This week Spain's central government's intention to substantially modify the self-employed contribution scheme - which affects the amount paid to the Social Security system every month - became known.
The government's intention is to set 13 contribution levels, ranging between 90 and 1,220 euros a month, which would be linked to annual earnings.
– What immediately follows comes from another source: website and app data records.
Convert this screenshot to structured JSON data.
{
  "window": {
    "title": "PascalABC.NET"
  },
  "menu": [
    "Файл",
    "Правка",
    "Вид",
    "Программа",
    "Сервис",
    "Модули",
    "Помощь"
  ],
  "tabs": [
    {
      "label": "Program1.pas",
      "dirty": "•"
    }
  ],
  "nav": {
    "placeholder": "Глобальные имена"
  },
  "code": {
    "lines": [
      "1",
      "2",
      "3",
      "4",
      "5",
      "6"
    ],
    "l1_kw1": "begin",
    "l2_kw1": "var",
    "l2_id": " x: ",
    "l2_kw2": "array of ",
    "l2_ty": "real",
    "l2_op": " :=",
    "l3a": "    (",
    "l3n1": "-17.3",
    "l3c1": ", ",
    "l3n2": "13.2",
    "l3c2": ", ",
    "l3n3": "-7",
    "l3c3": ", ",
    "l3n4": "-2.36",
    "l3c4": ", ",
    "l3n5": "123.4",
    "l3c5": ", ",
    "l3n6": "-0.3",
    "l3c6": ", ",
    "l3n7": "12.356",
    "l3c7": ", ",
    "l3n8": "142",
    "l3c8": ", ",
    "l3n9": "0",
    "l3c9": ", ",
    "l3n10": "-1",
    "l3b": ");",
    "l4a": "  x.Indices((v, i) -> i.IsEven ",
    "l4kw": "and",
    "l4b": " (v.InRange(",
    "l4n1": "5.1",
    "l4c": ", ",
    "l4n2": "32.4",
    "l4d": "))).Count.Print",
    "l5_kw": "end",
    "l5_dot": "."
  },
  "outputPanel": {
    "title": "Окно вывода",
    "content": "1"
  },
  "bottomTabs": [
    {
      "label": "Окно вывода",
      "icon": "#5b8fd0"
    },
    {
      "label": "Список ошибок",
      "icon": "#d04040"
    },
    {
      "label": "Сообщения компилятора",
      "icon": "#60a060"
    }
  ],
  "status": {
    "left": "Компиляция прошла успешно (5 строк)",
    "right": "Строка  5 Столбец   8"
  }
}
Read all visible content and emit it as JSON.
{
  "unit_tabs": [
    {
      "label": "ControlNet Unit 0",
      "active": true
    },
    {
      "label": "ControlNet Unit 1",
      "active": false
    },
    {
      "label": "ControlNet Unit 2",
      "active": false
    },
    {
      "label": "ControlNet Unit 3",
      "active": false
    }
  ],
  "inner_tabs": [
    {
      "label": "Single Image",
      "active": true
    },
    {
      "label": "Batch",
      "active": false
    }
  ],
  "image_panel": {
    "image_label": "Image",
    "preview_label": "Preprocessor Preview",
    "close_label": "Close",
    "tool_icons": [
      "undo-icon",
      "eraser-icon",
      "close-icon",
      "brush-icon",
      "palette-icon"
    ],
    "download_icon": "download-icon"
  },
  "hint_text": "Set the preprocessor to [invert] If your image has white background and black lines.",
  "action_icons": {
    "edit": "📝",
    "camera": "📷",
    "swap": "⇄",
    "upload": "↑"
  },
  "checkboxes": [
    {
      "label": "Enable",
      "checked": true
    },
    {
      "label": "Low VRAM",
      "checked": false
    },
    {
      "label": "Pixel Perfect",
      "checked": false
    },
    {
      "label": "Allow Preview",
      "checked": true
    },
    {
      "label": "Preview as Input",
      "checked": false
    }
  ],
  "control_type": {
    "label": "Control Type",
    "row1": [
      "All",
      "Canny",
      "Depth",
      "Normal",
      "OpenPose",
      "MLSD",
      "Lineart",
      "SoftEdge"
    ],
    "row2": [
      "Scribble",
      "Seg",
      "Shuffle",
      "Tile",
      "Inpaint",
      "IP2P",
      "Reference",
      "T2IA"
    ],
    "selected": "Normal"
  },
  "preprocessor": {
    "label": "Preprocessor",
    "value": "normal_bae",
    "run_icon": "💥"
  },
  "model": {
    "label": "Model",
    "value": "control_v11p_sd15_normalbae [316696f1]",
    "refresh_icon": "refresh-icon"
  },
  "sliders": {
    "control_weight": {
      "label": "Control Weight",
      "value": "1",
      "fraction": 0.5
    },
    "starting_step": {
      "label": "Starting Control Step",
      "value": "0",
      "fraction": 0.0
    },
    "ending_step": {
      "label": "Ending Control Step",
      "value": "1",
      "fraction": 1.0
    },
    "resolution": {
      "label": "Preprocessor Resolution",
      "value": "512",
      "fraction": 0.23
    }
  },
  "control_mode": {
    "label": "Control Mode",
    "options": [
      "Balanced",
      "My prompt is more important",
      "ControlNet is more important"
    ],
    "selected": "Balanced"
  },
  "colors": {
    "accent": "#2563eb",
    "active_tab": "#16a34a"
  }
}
Currently, most 'autónomos' pay around 300 euros a month and the amount is not related to earnings.
But the plans of the Social Security minister, José Luis Escrivá, do not sit well with the Junta de Andalucía that says “The planned reforms are untimely and come at a time when the self-employed are having a very bad time because of the pandemic."
The regional government’s Minister of Employment, Rocío Blanco, was speaking on La Alameda, a television programme produced by 101TV and SUR, and presented by SUR editor-in-chief, Manuel Castillo.
“This reform would badly hit the pockets of the self-employed Andalusians and the new government scheme acts as a disincentive for people to register as a self-employed person and would motivate them to stay in the underground economy,” said Blanco.
In the event that the central government does impose this reform, Blanco promised that the Junta de Andalucía will use its powers to fight back. It would do so by way of subsidies and applying deductions so that the impact on the self-employed in Andalucía is the least possible. "There must be super-reduced fees," she said and guaranteed that the Andalusian Government will maintain, whatever happens, a flat rate of 60 euros.
Blanco said that any reform of this type requires a "great deal of dialogue" between all the parties involved. Something that has not happened, according to the Minister of Employment: "The proof is that all the self-employed associations have already expressed their rejection of this reform."
Blanco also spoke about the serious impact that the coronavirus has had on employment in the region, “For the first time, we managed to get Andalusia on an equal footing for job creation with the rest of Spain in job creation, even with Europe. Then the pandemic has come along to destroy everything," she said.
To get out of the crisis, Blanco considers it essential that financial aid reaches companies quickly, although she also admitted that the assistance that may come from the Junta "are palliative.” The real impact has to come, she said, with the wise use of 'Next Generation' funds from the European Union.